### Data section
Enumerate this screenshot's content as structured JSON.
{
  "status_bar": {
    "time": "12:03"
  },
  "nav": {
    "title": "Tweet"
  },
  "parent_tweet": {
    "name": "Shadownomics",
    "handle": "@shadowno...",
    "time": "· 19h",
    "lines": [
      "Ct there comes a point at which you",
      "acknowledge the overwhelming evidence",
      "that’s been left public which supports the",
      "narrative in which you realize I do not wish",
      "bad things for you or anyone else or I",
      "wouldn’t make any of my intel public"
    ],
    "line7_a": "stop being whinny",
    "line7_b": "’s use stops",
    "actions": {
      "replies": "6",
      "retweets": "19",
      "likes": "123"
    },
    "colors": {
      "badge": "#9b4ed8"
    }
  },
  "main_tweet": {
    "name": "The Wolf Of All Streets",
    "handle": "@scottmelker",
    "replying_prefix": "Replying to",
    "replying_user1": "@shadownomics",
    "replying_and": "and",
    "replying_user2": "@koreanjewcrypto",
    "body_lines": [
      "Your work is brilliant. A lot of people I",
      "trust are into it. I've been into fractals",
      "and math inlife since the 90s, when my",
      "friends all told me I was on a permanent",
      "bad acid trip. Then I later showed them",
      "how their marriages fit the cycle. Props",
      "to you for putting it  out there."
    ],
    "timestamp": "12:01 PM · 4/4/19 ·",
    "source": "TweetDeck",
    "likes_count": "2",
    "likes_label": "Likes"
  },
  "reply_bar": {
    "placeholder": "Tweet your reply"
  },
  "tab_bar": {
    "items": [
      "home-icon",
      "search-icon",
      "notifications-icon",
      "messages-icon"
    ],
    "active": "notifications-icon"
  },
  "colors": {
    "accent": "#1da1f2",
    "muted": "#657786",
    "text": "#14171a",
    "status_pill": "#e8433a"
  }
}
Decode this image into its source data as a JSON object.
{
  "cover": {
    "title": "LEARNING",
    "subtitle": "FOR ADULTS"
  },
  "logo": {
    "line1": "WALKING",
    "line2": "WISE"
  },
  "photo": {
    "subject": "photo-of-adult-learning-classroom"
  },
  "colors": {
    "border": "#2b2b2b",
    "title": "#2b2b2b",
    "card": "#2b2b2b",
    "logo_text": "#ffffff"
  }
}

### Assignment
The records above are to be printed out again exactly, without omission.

### Answer for the task
Enumerate this screenshot's content as structured JSON.
{
  "status_bar": {
    "time": "12:03"
  },
  "nav": {
    "title": "Tweet"
  },
  "parent_tweet": {
    "name": "Shadownomics",
    "handle": "@shadowno...",
    "time": "· 19h",
    "lines": [
      "Ct there comes a point at which you",
      "acknowledge the overwhelming evidence",
      "that’s been left public which supports the",
      "narrative in which you realize I do not wish",
      "bad things for you or anyone else or I",
      "wouldn’t make any of my intel public"
    ],
    "line7_a": "stop being whinny",
    "line7_b": "’s use stops",
    "actions": {
      "replies": "6",
      "retweets": "19",
      "likes": "123"
    },
    "colors": {
      "badge": "#9b4ed8"
    }
  },
  "main_tweet": {
    "name": "The Wolf Of All Streets",
    "handle": "@scottmelker",
    "replying_prefix": "Replying to",
    "replying_user1": "@shadownomics",
    "replying_and": "and",
    "replying_user2": "@koreanjewcrypto",
    "body_lines": [
      "Your work is brilliant. A lot of people I",
      "trust are into it. I've been into fractals",
      "and math inlife since the 90s, when my",
      "friends all told me I was on a permanent",
      "bad acid trip. Then I later showed them",
      "how their marriages fit the cycle. Props",
      "to you for putting it  out there."
    ],
    "timestamp": "12:01 PM · 4/4/19 ·",
    "source": "TweetDeck",
    "likes_count": "2",
    "likes_label": "Likes"
  },
  "reply_bar": {
    "placeholder": "Tweet your reply"
  },
  "tab_bar": {
    "items": [
      "home-icon",
      "search-icon",
      "notifications-icon",
      "messages-icon"
    ],
    "active": "notifications-icon"
  },
  "colors": {
    "accent": "#1da1f2",
    "muted": "#657786",
    "text": "#14171a",
    "status_pill": "#e8433a"
  }
}
Decode this image into its source data as a JSON object.
{
  "cover": {
    "title": "LEARNING",
    "subtitle": "FOR ADULTS"
  },
  "logo": {
    "line1": "WALKING",
    "line2": "WISE"
  },
  "photo": {
    "subject": "photo-of-adult-learning-classroom"
  },
  "colors": {
    "border": "#2b2b2b",
    "title": "#2b2b2b",
    "card": "#2b2b2b",
    "logo_text": "#ffffff"
  }
}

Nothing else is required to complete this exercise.